Karen I. Shragg, Bloomington


Admonishing a supporter — wanna see where that leads?

A typical Democrat ends a request by a bank teller if there was anything she (the teller) could help with by replying “get rid of President Trump” (“ ‘Support our president’ comes after ‘speak truth to power,’ ” Readers Write, Aug. 24). She worries about how many other misinformed tellers there might be.

I think when I go to Home Depot, Byerlys, Costco or the voting booth, I will wear a “Make America Great Again” hat. I think I’ll shove it down their throats whether they like it or not. Trust me, lady, I am not misinformed.

Tom Shelton, New Brighton


Debating the notion that ‘one illegal immigrant is all it takes’

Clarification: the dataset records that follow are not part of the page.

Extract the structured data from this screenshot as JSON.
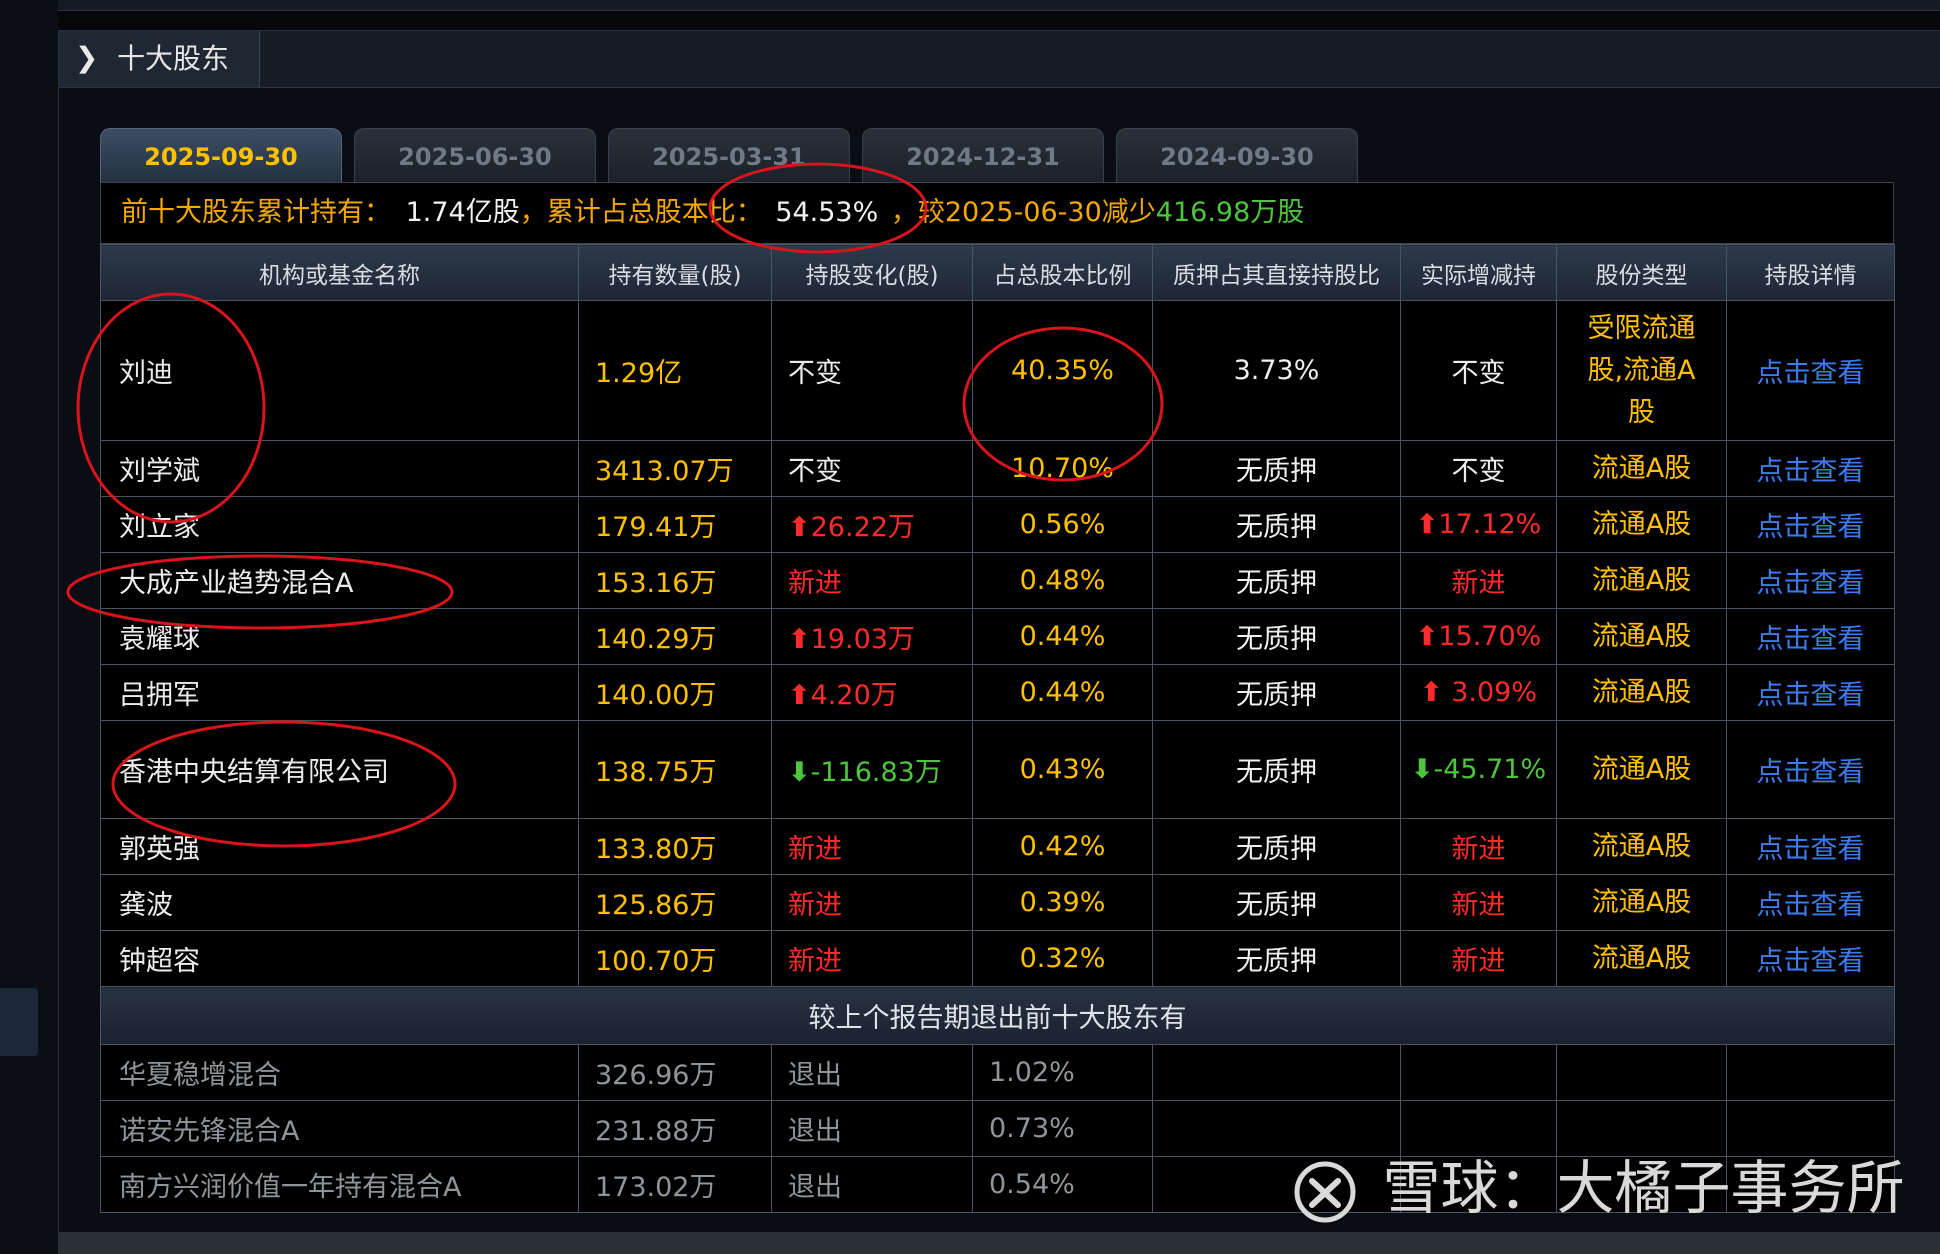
{
  "panel": {
    "title": "十大股东"
  },
  "tabs": [
    {
      "label": "2025-09-30",
      "active": true
    },
    {
      "label": "2025-06-30",
      "active": false
    },
    {
      "label": "2025-03-31",
      "active": false
    },
    {
      "label": "2024-12-31",
      "active": false
    },
    {
      "label": "2024-09-30",
      "active": false
    }
  ],
  "summary": {
    "lead": "前十大股东累计持有：",
    "shares": "1.74亿股",
    "mid": "，累计占总股本比：",
    "ratio": "54.53%",
    "comma": "，",
    "compare": "较2025-06-30减少",
    "delta": "416.98万股"
  },
  "columns": [
    "机构或基金名称",
    "持有数量(股)",
    "持股变化(股)",
    "占总股本比例",
    "质押占其直接持股比",
    "实际增减持",
    "股份类型",
    "持股详情"
  ],
  "rows": [
    {
      "name": "刘迪",
      "holding": "1.29亿",
      "change": "不变",
      "change_dir": "none",
      "ratio": "40.35%",
      "pledge": "3.73%",
      "actual": "不变",
      "actual_dir": "none",
      "type": "受限流通股,流通A股",
      "detail": "点击查看"
    },
    {
      "name": "刘学斌",
      "holding": "3413.07万",
      "change": "不变",
      "change_dir": "none",
      "ratio": "10.70%",
      "pledge": "无质押",
      "actual": "不变",
      "actual_dir": "none",
      "type": "流通A股",
      "detail": "点击查看"
    },
    {
      "name": "刘立家",
      "holding": "179.41万",
      "change": "26.22万",
      "change_dir": "up",
      "ratio": "0.56%",
      "pledge": "无质押",
      "actual": "17.12%",
      "actual_dir": "up",
      "type": "流通A股",
      "detail": "点击查看"
    },
    {
      "name": "大成产业趋势混合A",
      "holding": "153.16万",
      "change": "新进",
      "change_dir": "new",
      "ratio": "0.48%",
      "pledge": "无质押",
      "actual": "新进",
      "actual_dir": "new",
      "type": "流通A股",
      "detail": "点击查看"
    },
    {
      "name": "袁耀球",
      "holding": "140.29万",
      "change": "19.03万",
      "change_dir": "up",
      "ratio": "0.44%",
      "pledge": "无质押",
      "actual": "15.70%",
      "actual_dir": "up",
      "type": "流通A股",
      "detail": "点击查看"
    },
    {
      "name": "吕拥军",
      "holding": "140.00万",
      "change": "4.20万",
      "change_dir": "up",
      "ratio": "0.44%",
      "pledge": "无质押",
      "actual": " 3.09%",
      "actual_dir": "up",
      "type": "流通A股",
      "detail": "点击查看"
    },
    {
      "name": "香港中央结算有限公司",
      "holding": "138.75万",
      "change": "-116.83万",
      "change_dir": "down",
      "ratio": "0.43%",
      "pledge": "无质押",
      "actual": "-45.71%",
      "actual_dir": "down",
      "type": "流通A股",
      "detail": "点击查看"
    },
    {
      "name": "郭英强",
      "holding": "133.80万",
      "change": "新进",
      "change_dir": "new",
      "ratio": "0.42%",
      "pledge": "无质押",
      "actual": "新进",
      "actual_dir": "new",
      "type": "流通A股",
      "detail": "点击查看"
    },
    {
      "name": "龚波",
      "holding": "125.86万",
      "change": "新进",
      "change_dir": "new",
      "ratio": "0.39%",
      "pledge": "无质押",
      "actual": "新进",
      "actual_dir": "new",
      "type": "流通A股",
      "detail": "点击查看"
    },
    {
      "name": "钟超容",
      "holding": "100.70万",
      "change": "新进",
      "change_dir": "new",
      "ratio": "0.32%",
      "pledge": "无质押",
      "actual": "新进",
      "actual_dir": "new",
      "type": "流通A股",
      "detail": "点击查看"
    }
  ],
  "exited_title": "较上个报告期退出前十大股东有",
  "exited": [
    {
      "name": "华夏稳增混合",
      "holding": "326.96万",
      "change": "退出",
      "ratio": "1.02%"
    },
    {
      "name": "诺安先锋混合A",
      "holding": "231.88万",
      "change": "退出",
      "ratio": "0.73%"
    },
    {
      "name": "南方兴润价值一年持有混合A",
      "holding": "173.02万",
      "change": "退出",
      "ratio": "0.54%"
    }
  ],
  "watermark": {
    "site": "雪球",
    "sep": "：",
    "author": "大橘子事务所"
  },
  "colors": {
    "highlight": "#ffc000",
    "increase": "#ff2a2a",
    "decrease": "#4dc63e",
    "link": "#3d7cf0",
    "annotation": "#d8141c"
  }
}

This is in response to the Aug. 24 letter “One illegal immigrant is all it takes.” The letter writer is entitled to his opinion, but to state that all liberals “want to make it easier for criminals to enter this country while simultaneously restricting the ability of American citizens to protect themselves” is a gross generalization and overstatement made to pit one group of people against another. I consider myself a progressive, and I certainly don’t want to make it easier for criminals to enter this country illegally or legally! Nor do I want to take firearms away from responsible gun owners. What I do want to see are laws and policies that make it possible for more people to come to this country for seasonal or short-term work or to immigrate here with the intention of becoming a U.S. citizen.

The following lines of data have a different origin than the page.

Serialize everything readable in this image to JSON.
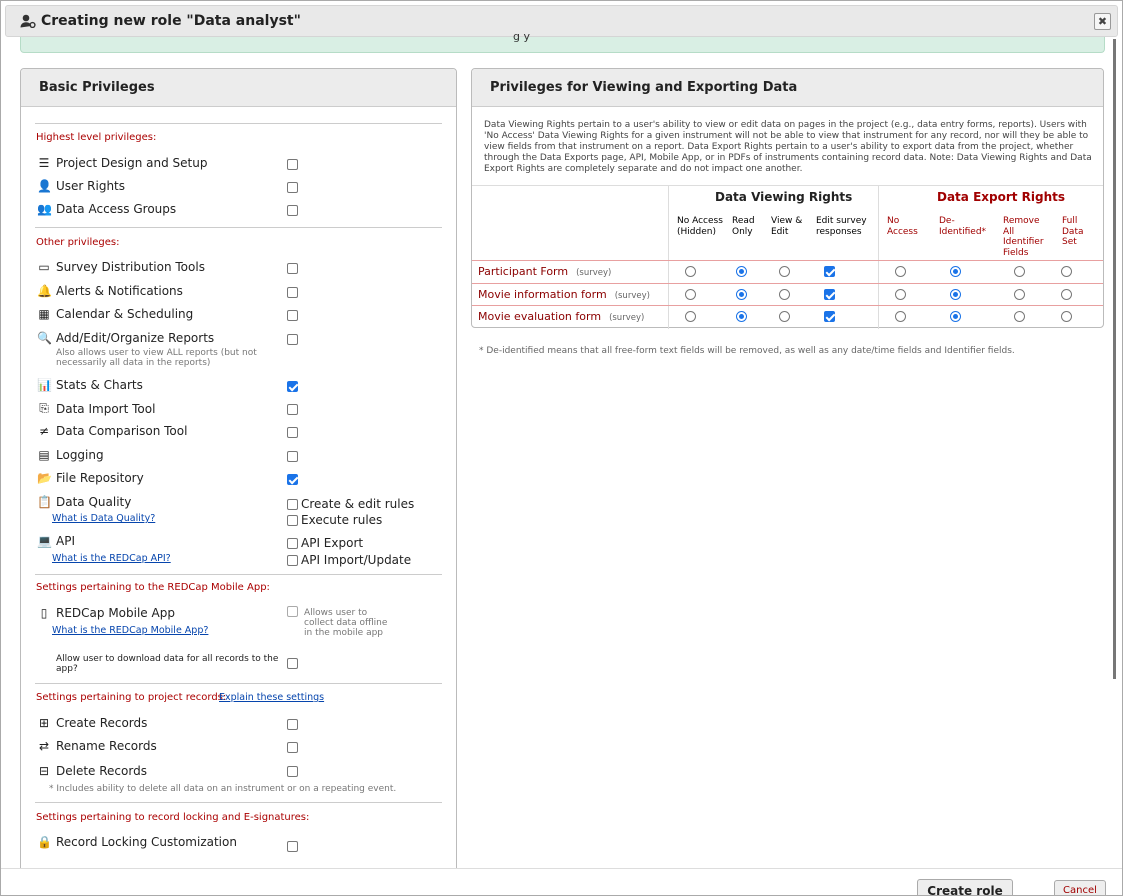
{
  "dialog": {
    "title": "Creating new role \"Data analyst\"",
    "close_label": "✖",
    "banner_fragment": "g                    y"
  },
  "left": {
    "title": "Basic Privileges",
    "sections": {
      "highest": "Highest level privileges:",
      "other": "Other privileges:",
      "mobile": "Settings pertaining to the REDCap Mobile App:",
      "records": "Settings pertaining to project records:",
      "records_link": "Explain these settings",
      "locking": "Settings pertaining to record locking and E-signatures:"
    },
    "items": {
      "project_design": "Project Design and Setup",
      "user_rights": "User Rights",
      "dag": "Data Access Groups",
      "survey_tools": "Survey Distribution Tools",
      "alerts": "Alerts & Notifications",
      "calendar": "Calendar & Scheduling",
      "reports": "Add/Edit/Organize Reports",
      "reports_note": "Also allows user to view ALL reports (but not necessarily all data in the reports)",
      "stats": "Stats & Charts",
      "import": "Data Import Tool",
      "comparison": "Data Comparison Tool",
      "logging": "Logging",
      "file_repo": "File Repository",
      "data_quality": "Data Quality",
      "dq_link": "What is Data Quality?",
      "dq_create": "Create & edit rules",
      "dq_execute": "Execute rules",
      "api": "API",
      "api_link": "What is the REDCap API?",
      "api_export": "API Export",
      "api_import": "API Import/Update",
      "mobile_app": "REDCap Mobile App",
      "mobile_link": "What is the REDCap Mobile App?",
      "mobile_note": "Allows user to collect data offline in the mobile app",
      "mobile_download": "Allow user to download data for all records to the app?",
      "create_records": "Create Records",
      "rename_records": "Rename Records",
      "delete_records": "Delete Records",
      "delete_note": "* Includes ability to delete all data on an instrument or on a repeating event.",
      "locking_custom": "Record Locking Customization"
    },
    "checked": {
      "stats": true,
      "file_repo": true
    }
  },
  "right": {
    "title": "Privileges for Viewing and Exporting Data",
    "description": "Data Viewing Rights pertain to a user's ability to view or edit data on pages in the project (e.g., data entry forms, reports). Users with 'No Access' Data Viewing Rights for a given instrument will not be able to view that instrument for any record, nor will they be able to view fields from that instrument on a report. Data Export Rights pertain to a user's ability to export data from the project, whether through the Data Exports page, API, Mobile App, or in PDFs of instruments containing record data. Note: Data Viewing Rights and Data Export Rights are completely separate and do not impact one another.",
    "viewing_header": "Data Viewing Rights",
    "export_header": "Data Export Rights",
    "viewing_cols": [
      "No Access (Hidden)",
      "Read Only",
      "View & Edit",
      "Edit survey responses"
    ],
    "export_cols": [
      "No Access",
      "De-Identified*",
      "Remove All Identifier Fields",
      "Full Data Set"
    ],
    "rows": [
      {
        "name": "Participant Form",
        "tag": "(survey)",
        "view": 1,
        "edit_survey": true,
        "export": 1
      },
      {
        "name": "Movie information form",
        "tag": "(survey)",
        "view": 1,
        "edit_survey": true,
        "export": 1
      },
      {
        "name": "Movie evaluation form",
        "tag": "(survey)",
        "view": 1,
        "edit_survey": true,
        "export": 1
      }
    ],
    "footnote": "* De-identified means that all free-form text fields will be removed, as well as any date/time fields and Identifier fields."
  },
  "footer": {
    "create": "Create role",
    "cancel": "Cancel"
  },
  "colors": {
    "accent": "#1a73e8",
    "section_red": "#aa0000",
    "export_red": "#a00000",
    "banner_green": "#d9efe4"
  }
}
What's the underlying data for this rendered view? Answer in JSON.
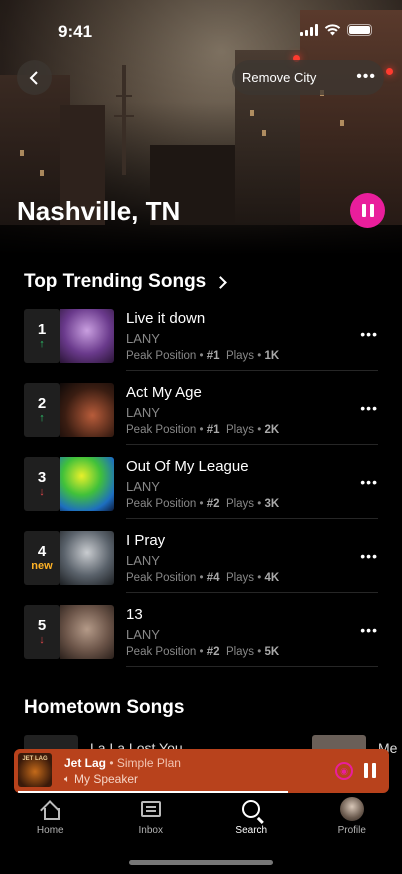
{
  "status_bar": {
    "time": "9:41"
  },
  "header": {
    "remove_label": "Remove City",
    "city": "Nashville, TN"
  },
  "top_trending": {
    "title": "Top Trending Songs",
    "songs": [
      {
        "rank": "1",
        "trend": "up",
        "trend_glyph": "↑",
        "title": "Live it down",
        "artist": "LANY",
        "peak_label": "Peak Position",
        "peak": "#1",
        "plays_label": "Plays",
        "plays": "1K"
      },
      {
        "rank": "2",
        "trend": "up",
        "trend_glyph": "↑",
        "title": "Act My Age",
        "artist": "LANY",
        "peak_label": "Peak Position",
        "peak": "#1",
        "plays_label": "Plays",
        "plays": "2K"
      },
      {
        "rank": "3",
        "trend": "down",
        "trend_glyph": "↓",
        "title": "Out Of My League",
        "artist": "LANY",
        "peak_label": "Peak Position",
        "peak": "#2",
        "plays_label": "Plays",
        "plays": "3K"
      },
      {
        "rank": "4",
        "trend": "new",
        "trend_glyph": "new",
        "title": "I Pray",
        "artist": "LANY",
        "peak_label": "Peak Position",
        "peak": "#4",
        "plays_label": "Plays",
        "plays": "4K"
      },
      {
        "rank": "5",
        "trend": "down",
        "trend_glyph": "↓",
        "title": "13",
        "artist": "LANY",
        "peak_label": "Peak Position",
        "peak": "#2",
        "plays_label": "Plays",
        "plays": "5K"
      }
    ]
  },
  "hometown": {
    "title": "Hometown Songs",
    "peek_1": "La La Lost You",
    "peek_2": "Me"
  },
  "mini_player": {
    "cover_text": "JET LAG",
    "title": "Jet Lag",
    "separator": " • ",
    "artist": "Simple Plan",
    "device": "My Speaker",
    "progress": 0.72
  },
  "tabs": [
    {
      "label": "Home",
      "icon": "home-icon"
    },
    {
      "label": "Inbox",
      "icon": "inbox-icon"
    },
    {
      "label": "Search",
      "icon": "search-icon"
    },
    {
      "label": "Profile",
      "icon": "avatar"
    }
  ],
  "colors": {
    "accent": "#e91e9c",
    "mini_player_bg": "#b8421c",
    "trend_up": "#2dc36b",
    "trend_down": "#e0464a",
    "trend_new": "#ffb326"
  }
}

The pathway to getting a work permit in the U.S. is ridiculously difficult, and to come here permanently is nearly impossible. The conservatives are in power and have promised to fix our broken immigration system. So far, I see no progress. As long as we make it so difficult for people to immigrate here or work in this country legally, we will continue to see thousands of people trying to do so illegally. Numerous economic studies tell us we need immigration to bolster our labor force. To do that, we must find an accessible and fair process for people to legally work and live here. Let’s start with the DACA (Deferred Action for Childhood Arrivals) “kids.” Certainly, those in political power can find a pathway to citizenship for a group of adults in whom we have invested so much already.

Gayle Ober, Mendota Heights

• • •

I consider myself a liberal, but I think the rural writer of the Aug. 24 letter hit on some good points. On both sides of each issue, absolute stances or expectations like “ban all guns” and “end all illegal immigration” are unrealistic, and anecdotal evidence of such stances is misleading. Also, we must acknowledge that, because the writer lives in Sleepy Eye, Minn., and I live in Minneapolis, we are bound to have different views on national issues.

We need to get out of our political echo chambers and find common and objective ways to develop our voting decisions. I challenge him and my liberal friends and neighbors to somehow do that together. Political candidates and leaders must address the concerns beyond their partisan bases, which include loud, divisive extremists. More Americans from both sides must agree on and trust some common sources of facts and statistics. I’m somewhat optimistic about that because the letter writer and I obviously both read the Star Tribune.

D.C. Smith, Minneapolis